I was attracted to this book by both the cover and the title, and my expectations were over the moon.
The first two or three chapters got my undivided attention, but then… well, I lost interest for a couple of different reasons:
First, writing was not very good; I could perceive shallowness in the descriptions and the development of certain ideas and events.
I couldn’t connect with characters, not even one. No matter how much I tried, I was not able to feel for them, which is so important when reading.
I usually looove books on World War II, so I was ready for something amazing, especially when I realized that was combined with Law and trials, but this story didn’t draw me in as I had hoped. It had a lot of potential, in my opinion, but I believe it didn’t reach it fully.
Parker and Layla’s relationship lacked depth, it looked kind of fake; everything happened and changed so fast that it was hard to really get involved.
Plus, dialogues were very long most of the time, which is not something I’m used to. They gave lots of information, but not enough emotion.
However, the idea of Frank and Parker’s gift was very unique; I had never read something like that, so that was interesting.
To sum up, the storyline was creative and I like its main ideas, but the writing needs some improvement.
**I received a copy of this book from Thomas Nelson through BookLook Bloggers in exchange for my honest review. All opinions expressed are my own**.
MY FAVORITE QUOTES
+ “I didn’t know I was thirsty until you asked me if I wanted something to drink.”
+ “Every fish I catch is because he taught me the right way to do it.”

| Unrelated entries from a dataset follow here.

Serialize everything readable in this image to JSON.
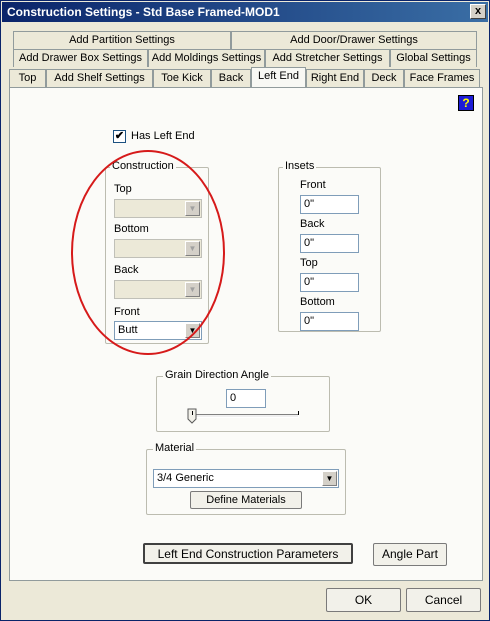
{
  "window": {
    "title": "Construction Settings - Std Base Framed-MOD1",
    "close_glyph": "x"
  },
  "tabs": {
    "row1": [
      "Add Partition Settings",
      "Add Door/Drawer Settings"
    ],
    "row2": [
      "Add Drawer Box Settings",
      "Add Moldings Settings",
      "Add Stretcher Settings",
      "Global Settings"
    ],
    "row3": [
      "Top",
      "Add Shelf Settings",
      "Toe Kick",
      "Back",
      "Left End",
      "Right End",
      "Deck",
      "Face Frames"
    ],
    "active": "Left End"
  },
  "help": {
    "glyph": "?"
  },
  "has_left_end": {
    "label": "Has Left End",
    "checked": true,
    "check_glyph": "✔"
  },
  "construction": {
    "title": "Construction",
    "top_label": "Top",
    "top_value": "",
    "bottom_label": "Bottom",
    "bottom_value": "",
    "back_label": "Back",
    "back_value": "",
    "front_label": "Front",
    "front_value": "Butt"
  },
  "insets": {
    "title": "Insets",
    "front_label": "Front",
    "front_value": "0\"",
    "back_label": "Back",
    "back_value": "0\"",
    "top_label": "Top",
    "top_value": "0\"",
    "bottom_label": "Bottom",
    "bottom_value": "0\""
  },
  "grain": {
    "title": "Grain Direction Angle",
    "value": "0"
  },
  "material": {
    "title": "Material",
    "selected": "3/4 Generic",
    "define_label": "Define Materials"
  },
  "buttons": {
    "params_label": "Left End Construction Parameters",
    "angle_label": "Angle Part",
    "ok_label": "OK",
    "cancel_label": "Cancel"
  },
  "arrow_glyph": "▼",
  "annotation_color": "#d61a1a"
}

Robert Whitlow is the best-selling author of legal novels set in the South and winner of the prestigious Christy Award for Contemporary Fiction. A Furman University graduate, Whitlow received his J.D. with honors from the University of Georgia School of Law where he served on the staff of the Georgia Law Review. A practicing attorney, Whitlow and his wife, Kathy, have four children. They make their home in North Carolina.